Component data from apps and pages
-- -- --

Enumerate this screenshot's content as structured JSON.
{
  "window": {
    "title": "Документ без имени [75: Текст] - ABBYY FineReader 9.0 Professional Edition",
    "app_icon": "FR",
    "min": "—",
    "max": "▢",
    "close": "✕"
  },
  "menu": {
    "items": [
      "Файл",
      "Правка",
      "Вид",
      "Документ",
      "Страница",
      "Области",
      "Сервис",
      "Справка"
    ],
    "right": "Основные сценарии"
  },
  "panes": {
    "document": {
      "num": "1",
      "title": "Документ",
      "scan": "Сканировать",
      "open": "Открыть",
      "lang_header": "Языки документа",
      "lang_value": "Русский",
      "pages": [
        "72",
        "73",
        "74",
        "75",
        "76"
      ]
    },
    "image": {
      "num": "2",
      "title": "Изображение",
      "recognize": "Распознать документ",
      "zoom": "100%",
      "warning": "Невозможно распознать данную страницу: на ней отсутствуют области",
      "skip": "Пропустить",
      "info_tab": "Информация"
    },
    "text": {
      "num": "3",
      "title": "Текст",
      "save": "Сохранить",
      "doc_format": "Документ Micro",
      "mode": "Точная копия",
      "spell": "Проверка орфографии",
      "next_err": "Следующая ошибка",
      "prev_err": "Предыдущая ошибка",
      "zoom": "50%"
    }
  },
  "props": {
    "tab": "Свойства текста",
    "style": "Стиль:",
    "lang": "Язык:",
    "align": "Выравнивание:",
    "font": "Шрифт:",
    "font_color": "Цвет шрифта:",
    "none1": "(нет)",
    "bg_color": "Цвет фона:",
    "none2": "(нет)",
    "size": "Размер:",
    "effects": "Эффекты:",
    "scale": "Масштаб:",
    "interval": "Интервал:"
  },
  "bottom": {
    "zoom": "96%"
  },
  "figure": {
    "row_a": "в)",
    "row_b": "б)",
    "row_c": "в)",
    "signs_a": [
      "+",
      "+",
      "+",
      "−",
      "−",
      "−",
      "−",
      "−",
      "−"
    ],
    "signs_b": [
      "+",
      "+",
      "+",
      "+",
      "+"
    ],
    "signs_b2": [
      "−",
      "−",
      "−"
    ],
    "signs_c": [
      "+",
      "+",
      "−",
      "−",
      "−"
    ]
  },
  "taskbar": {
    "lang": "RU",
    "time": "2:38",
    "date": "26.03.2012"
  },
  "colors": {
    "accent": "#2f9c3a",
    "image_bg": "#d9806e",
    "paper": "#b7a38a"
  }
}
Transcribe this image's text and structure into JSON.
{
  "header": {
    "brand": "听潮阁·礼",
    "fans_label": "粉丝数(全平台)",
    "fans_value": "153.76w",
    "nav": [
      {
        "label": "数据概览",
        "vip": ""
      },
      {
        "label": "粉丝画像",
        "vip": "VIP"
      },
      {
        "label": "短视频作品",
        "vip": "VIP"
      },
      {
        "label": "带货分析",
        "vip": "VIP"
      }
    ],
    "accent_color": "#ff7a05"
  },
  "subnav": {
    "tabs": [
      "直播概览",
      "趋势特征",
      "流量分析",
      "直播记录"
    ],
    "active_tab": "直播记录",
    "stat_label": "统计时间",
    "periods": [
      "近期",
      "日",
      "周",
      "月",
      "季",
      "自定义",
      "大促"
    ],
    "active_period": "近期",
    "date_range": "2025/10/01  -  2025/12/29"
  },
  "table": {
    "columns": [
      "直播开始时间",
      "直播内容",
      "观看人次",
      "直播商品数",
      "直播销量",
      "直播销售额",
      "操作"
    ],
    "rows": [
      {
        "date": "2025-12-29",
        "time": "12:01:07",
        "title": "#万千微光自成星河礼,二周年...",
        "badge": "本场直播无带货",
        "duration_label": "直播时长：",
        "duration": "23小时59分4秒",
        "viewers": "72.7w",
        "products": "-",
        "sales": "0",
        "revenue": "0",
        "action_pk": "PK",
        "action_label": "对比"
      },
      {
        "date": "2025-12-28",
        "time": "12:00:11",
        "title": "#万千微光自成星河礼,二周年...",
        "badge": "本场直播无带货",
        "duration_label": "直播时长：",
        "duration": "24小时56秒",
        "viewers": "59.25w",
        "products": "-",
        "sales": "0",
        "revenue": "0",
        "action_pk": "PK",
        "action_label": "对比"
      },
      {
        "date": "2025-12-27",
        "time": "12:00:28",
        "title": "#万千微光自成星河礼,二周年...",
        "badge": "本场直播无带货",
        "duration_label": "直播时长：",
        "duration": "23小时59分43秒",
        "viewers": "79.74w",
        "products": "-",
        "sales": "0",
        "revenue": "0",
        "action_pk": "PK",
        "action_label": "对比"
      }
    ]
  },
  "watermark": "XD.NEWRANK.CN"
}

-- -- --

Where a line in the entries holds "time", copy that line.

    "time": "2:38",
        "time": "12:01:07",
        "time": "12:00:11",
        "time": "12:00:28",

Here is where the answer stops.